Flaubert read hundreds of books to prepare for writing BOUVARD, much as he had when writing SALAMMBO. He wanted him dim-witted "woodlice" (his own word for the protagonists) to be as correctly, if uselessly, erudite as possible.
Is the book "funny"? If you think irony and cynical parody are funny, you may think so. Myself, I think pathos overwhelms wit throughout. The anti-heroic pair elicit sympathy more than laughter from me. Their useless wish to become authorities in various subjects come a cropper (including their attempts at agronomy) and they end up as copying clerks, their professions before they retired to their futile pursuit of knowledge.

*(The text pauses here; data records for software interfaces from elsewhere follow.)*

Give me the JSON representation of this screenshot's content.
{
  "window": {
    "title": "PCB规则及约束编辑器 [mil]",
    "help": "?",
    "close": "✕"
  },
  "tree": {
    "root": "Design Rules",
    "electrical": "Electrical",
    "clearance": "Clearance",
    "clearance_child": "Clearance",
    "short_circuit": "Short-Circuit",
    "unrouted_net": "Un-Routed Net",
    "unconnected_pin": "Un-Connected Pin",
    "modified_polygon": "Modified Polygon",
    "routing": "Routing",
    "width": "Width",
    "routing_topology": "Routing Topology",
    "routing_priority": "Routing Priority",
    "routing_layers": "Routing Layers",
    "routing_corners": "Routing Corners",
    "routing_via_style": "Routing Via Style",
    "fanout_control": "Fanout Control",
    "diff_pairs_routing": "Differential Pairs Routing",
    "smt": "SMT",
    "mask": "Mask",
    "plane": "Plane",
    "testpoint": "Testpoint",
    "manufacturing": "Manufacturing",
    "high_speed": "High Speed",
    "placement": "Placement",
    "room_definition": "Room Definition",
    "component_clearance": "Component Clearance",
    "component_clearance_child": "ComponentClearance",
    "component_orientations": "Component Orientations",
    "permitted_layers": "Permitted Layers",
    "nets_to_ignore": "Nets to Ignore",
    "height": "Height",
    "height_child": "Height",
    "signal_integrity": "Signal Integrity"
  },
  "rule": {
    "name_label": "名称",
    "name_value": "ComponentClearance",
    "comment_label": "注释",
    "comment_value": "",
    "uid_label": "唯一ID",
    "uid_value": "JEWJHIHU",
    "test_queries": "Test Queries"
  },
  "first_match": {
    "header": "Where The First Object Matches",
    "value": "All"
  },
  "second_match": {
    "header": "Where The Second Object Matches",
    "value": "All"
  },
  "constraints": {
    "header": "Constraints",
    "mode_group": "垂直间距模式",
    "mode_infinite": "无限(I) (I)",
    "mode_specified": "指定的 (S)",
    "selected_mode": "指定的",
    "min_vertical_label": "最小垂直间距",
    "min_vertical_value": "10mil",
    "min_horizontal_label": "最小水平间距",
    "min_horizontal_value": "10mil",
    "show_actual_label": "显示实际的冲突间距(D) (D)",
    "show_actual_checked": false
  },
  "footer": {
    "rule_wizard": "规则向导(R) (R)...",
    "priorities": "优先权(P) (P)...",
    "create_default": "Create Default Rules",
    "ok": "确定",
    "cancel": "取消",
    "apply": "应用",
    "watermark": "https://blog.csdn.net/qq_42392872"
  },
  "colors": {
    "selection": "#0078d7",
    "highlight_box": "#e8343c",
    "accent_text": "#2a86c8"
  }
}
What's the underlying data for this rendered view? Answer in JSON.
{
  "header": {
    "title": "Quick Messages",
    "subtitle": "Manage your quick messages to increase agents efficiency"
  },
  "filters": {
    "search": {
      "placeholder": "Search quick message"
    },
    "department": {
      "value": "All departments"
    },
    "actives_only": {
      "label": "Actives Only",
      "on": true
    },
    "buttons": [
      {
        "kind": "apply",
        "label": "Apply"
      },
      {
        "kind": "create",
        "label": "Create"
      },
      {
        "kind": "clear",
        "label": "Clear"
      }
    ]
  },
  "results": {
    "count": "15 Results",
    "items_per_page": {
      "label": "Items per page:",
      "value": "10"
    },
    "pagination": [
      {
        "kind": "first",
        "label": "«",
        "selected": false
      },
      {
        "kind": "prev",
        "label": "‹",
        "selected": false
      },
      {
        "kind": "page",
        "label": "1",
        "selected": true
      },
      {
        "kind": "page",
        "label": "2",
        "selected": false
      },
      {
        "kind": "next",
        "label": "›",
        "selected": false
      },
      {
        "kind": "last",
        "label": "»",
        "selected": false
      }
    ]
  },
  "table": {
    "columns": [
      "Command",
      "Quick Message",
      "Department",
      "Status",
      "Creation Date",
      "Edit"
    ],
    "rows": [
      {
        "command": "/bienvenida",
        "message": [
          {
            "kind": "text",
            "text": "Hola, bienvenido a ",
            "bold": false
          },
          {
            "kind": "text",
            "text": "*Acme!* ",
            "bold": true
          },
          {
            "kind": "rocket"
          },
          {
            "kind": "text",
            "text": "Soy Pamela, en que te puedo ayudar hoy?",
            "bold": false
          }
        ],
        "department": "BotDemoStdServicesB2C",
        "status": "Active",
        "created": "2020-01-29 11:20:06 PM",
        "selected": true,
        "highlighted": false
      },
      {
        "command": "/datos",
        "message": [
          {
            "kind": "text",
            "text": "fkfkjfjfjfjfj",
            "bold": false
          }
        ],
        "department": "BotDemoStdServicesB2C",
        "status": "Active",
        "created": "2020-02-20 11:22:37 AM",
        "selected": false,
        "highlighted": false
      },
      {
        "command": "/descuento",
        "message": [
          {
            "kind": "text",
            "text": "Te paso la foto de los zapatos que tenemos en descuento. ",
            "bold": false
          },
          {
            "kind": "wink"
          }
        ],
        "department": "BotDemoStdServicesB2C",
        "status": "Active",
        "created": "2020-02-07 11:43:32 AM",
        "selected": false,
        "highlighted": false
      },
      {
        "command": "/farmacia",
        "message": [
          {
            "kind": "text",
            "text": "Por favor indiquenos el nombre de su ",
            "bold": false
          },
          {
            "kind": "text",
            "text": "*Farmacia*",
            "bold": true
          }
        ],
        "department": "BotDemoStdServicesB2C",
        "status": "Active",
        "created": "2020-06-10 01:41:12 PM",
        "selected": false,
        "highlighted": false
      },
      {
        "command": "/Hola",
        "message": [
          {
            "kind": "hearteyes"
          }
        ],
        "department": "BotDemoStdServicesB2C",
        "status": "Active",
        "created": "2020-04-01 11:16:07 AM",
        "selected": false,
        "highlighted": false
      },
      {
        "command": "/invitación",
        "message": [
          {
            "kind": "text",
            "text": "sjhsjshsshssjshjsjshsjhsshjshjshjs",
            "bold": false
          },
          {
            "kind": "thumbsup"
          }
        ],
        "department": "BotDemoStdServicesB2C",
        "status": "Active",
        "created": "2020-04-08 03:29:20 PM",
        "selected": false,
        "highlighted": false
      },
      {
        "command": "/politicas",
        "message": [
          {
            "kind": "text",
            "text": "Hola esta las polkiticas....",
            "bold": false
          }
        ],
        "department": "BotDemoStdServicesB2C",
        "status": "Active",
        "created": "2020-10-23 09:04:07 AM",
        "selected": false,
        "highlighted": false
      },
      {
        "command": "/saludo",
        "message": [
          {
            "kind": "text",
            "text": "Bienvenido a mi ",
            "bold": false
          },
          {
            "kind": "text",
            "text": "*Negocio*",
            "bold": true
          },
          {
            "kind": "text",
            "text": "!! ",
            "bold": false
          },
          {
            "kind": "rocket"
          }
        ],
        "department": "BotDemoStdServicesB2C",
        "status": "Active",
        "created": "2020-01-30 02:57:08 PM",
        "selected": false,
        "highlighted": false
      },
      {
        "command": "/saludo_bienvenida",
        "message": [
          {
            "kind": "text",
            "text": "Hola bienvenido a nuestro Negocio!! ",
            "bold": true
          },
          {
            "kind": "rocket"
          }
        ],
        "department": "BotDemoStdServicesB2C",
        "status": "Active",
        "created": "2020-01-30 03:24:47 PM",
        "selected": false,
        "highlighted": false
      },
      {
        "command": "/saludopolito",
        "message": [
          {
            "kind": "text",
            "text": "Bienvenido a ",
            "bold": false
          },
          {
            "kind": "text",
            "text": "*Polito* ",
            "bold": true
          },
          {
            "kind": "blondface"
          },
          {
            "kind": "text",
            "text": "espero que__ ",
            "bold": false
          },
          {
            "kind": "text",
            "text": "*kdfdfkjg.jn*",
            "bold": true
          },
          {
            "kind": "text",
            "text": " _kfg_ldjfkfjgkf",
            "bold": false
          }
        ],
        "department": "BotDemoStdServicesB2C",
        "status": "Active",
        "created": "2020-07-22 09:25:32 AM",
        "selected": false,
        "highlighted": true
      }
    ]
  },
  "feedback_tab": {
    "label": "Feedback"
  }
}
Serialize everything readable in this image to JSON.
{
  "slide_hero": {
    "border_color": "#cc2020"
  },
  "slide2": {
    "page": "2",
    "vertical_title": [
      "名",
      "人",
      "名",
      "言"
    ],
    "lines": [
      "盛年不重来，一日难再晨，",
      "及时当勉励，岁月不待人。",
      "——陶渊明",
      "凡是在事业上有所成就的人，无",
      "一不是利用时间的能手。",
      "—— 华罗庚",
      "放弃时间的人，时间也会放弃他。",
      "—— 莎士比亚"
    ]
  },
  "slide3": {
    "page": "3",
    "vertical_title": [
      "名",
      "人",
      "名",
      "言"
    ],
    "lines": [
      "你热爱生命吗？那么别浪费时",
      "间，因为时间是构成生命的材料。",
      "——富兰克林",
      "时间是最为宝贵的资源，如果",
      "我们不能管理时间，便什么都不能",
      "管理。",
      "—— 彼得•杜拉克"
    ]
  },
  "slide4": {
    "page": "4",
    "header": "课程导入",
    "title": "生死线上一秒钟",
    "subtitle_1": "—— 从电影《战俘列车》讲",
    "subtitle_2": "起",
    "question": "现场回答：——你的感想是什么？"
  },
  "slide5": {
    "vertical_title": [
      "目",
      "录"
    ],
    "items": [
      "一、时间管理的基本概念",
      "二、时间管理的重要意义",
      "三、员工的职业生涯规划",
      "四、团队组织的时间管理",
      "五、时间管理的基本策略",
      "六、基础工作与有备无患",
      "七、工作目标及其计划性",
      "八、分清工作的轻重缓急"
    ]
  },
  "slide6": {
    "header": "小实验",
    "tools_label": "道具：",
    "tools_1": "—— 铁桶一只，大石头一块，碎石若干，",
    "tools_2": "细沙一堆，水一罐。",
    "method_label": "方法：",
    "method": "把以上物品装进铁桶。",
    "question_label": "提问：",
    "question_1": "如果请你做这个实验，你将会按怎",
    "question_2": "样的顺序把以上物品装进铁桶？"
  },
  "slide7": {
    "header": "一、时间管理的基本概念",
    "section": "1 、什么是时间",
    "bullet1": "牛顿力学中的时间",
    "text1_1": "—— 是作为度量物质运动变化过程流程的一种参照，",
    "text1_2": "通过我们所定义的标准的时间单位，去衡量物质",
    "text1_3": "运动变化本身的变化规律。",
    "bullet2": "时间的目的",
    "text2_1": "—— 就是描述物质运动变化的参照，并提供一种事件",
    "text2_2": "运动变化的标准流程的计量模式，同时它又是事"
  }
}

Their fatal flaw is believing that knowing the "facts" (counting ideas as "facts") will make you the masters in any area. Like Homais (in BOVARY), they consider that cliches and bits of information are "knowledge". They, like he, are perfect bourgeois, the species of human that Flaubert loathed--and I suppose you could say he was a misanthrope because he considered almost everyone bourgeois, excepting artists like himself.
So is BOUVARD a final masterpiece or a blackly cynical screed against humanity?
If you consider that hatred of the bourgeois mind was Flaubert's main subject in all his books, I'd say BOUVARD is a kind of culmination of the theme. Myself, I prefer BOVARY and SENTIMENTAL EDUCATION, but I'd definitely say BOUVARD is a shadowy third.
What is comic is the very incomplete DICTIONARY OF RECEIVED IDEAS that follows the novel. You can imagine all of these "idees" spoken by Homais, the arch-bourgeois, and read this way many of them are very funny.
I wish the book was available in hardcover and on nicer paper because it is a worthy addition to the library. Oh my. Yes, the library.
The dictionary at the back will give you a few good laughs and is worth the price even if you never read the book!